I wake up at 4 am to get things started. The first thing to go up on the fire is tea and we make nearly 13 huge containers of tea every day so that our farmer brothers can start their day with a warm cuppa. From 4 in the morning I work non-stop till 9 am. After that I take a small break and get back to work at 10:30 am, only work till 8 pm when I call it a day. Then I go to sleep. That is my routine here.
I did take a day break to visit my hometown to attend the funeral of a fellow farmer’s father and also to check up on my own father who has not been keeping well. That was the only time I missed the sewa here. We have to manage both family and country and farmers are really good at multitasking.

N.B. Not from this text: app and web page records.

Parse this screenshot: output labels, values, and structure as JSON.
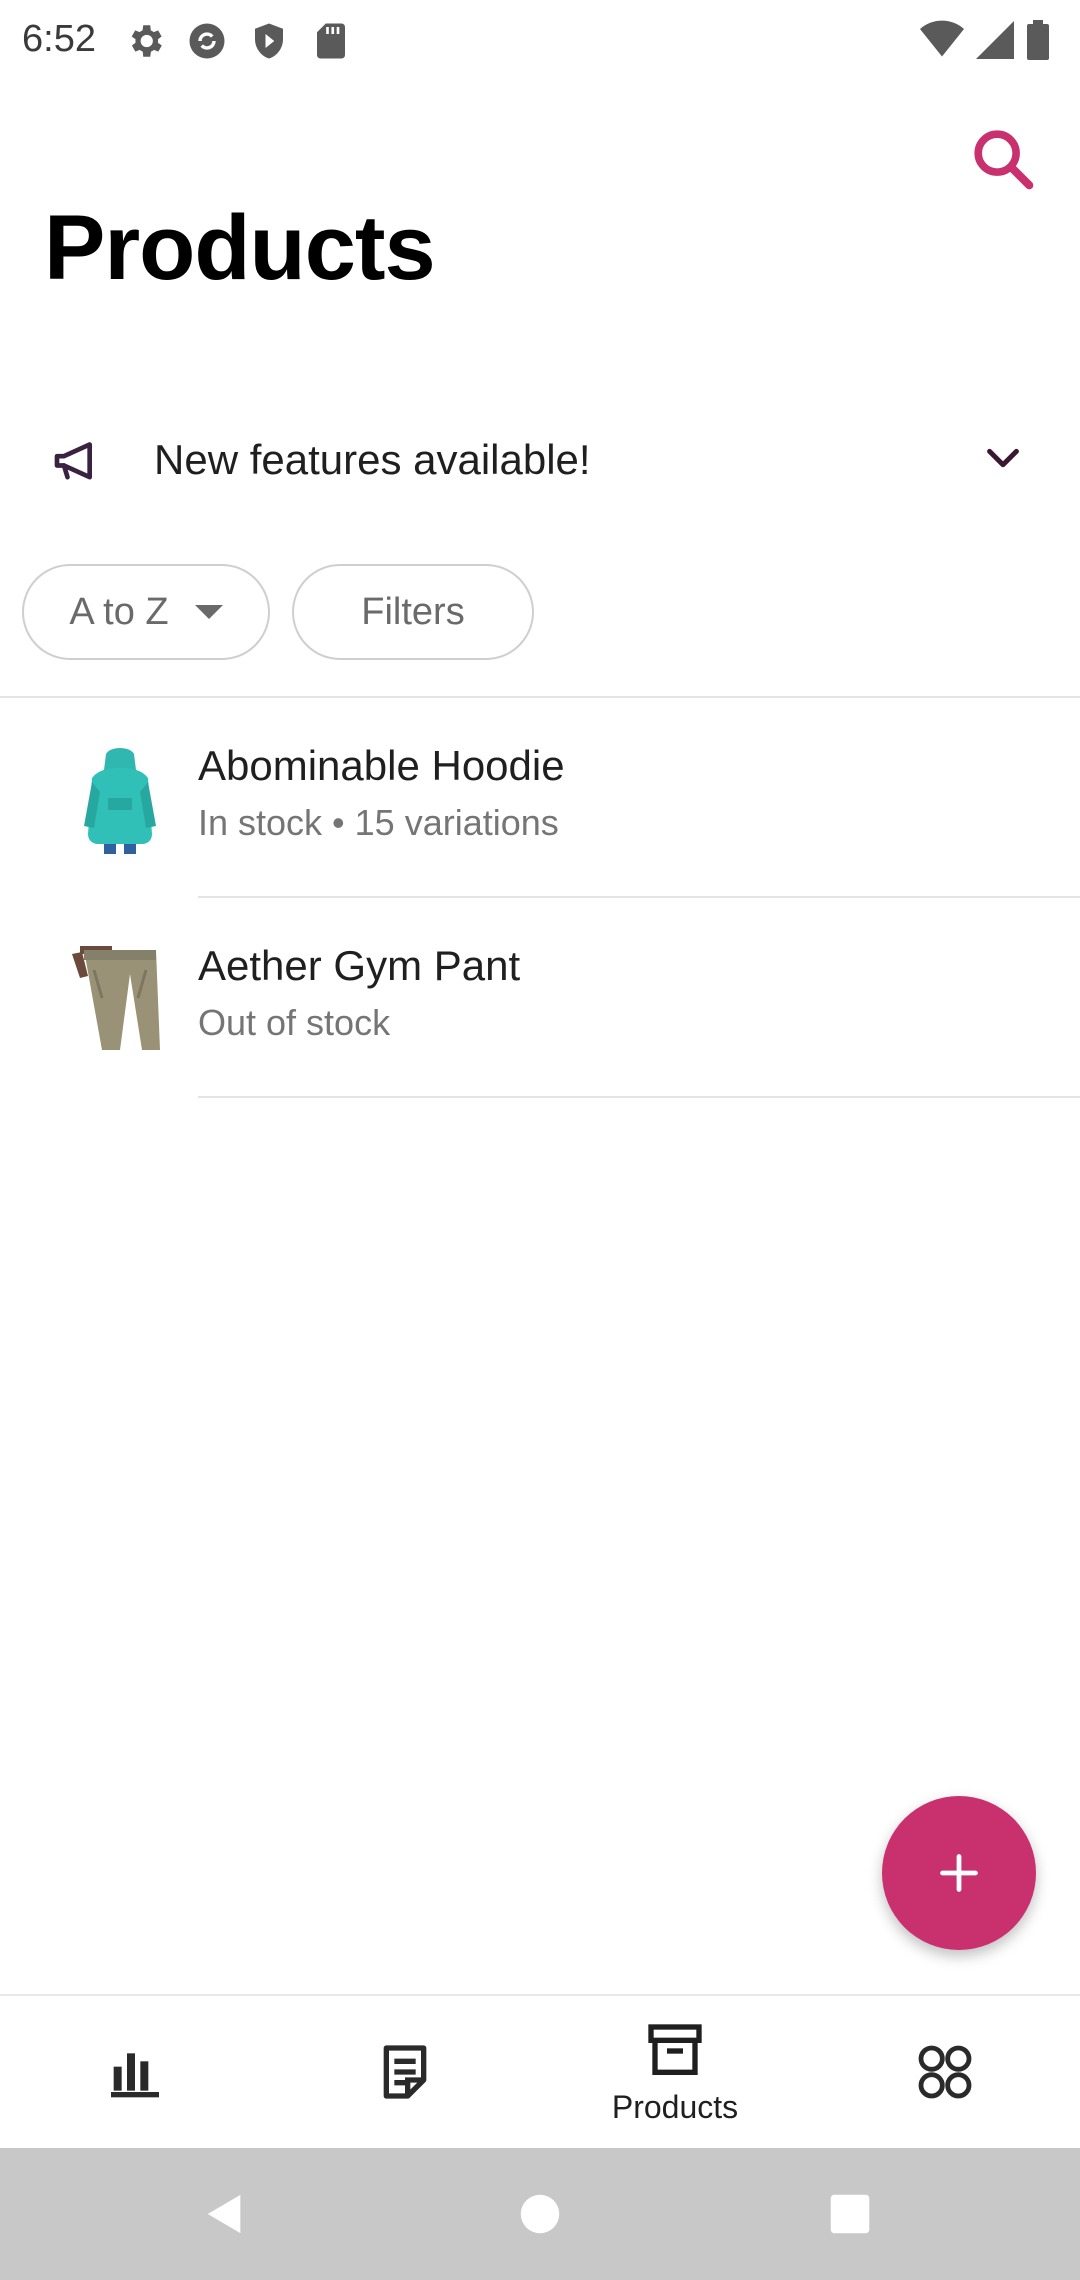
{
  "status_bar": {
    "time": "6:52",
    "left_icons": [
      "gear-icon",
      "sync-icon",
      "shield-icon",
      "sd-card-icon"
    ],
    "right_icons": [
      "wifi-icon",
      "cell-signal-icon",
      "battery-icon"
    ]
  },
  "header": {
    "title": "Products",
    "search_icon": "search-icon"
  },
  "banner": {
    "icon": "megaphone-icon",
    "text": "New features available!",
    "chevron": "chevron-down-icon"
  },
  "sort_chip": {
    "label": "A to Z"
  },
  "filter_chip": {
    "label": "Filters"
  },
  "products": [
    {
      "name": "Abominable Hoodie",
      "meta": "In stock • 15 variations",
      "thumb": "hoodie-image"
    },
    {
      "name": "Aether Gym Pant",
      "meta": "Out of stock",
      "thumb": "pants-image"
    }
  ],
  "fab": {
    "icon": "plus-icon"
  },
  "bottom_nav": {
    "items": [
      {
        "icon": "stats-icon",
        "label": ""
      },
      {
        "icon": "orders-icon",
        "label": ""
      },
      {
        "icon": "products-icon",
        "label": "Products"
      },
      {
        "icon": "menu-grid-icon",
        "label": ""
      }
    ]
  },
  "colors": {
    "accent": "#c9306e",
    "text_primary": "#1f1f1f",
    "text_secondary": "#757575"
  }
}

I now wish to bring mobile washrooms to the protests site in Delhi. I have customised another truck of mine into mobile washrooms. It is important to take care of hygiene any way but more so in times of a pandemic. I hope the government also sees and understands what the farmers are trying to say and take away these bills in the interest of the nation.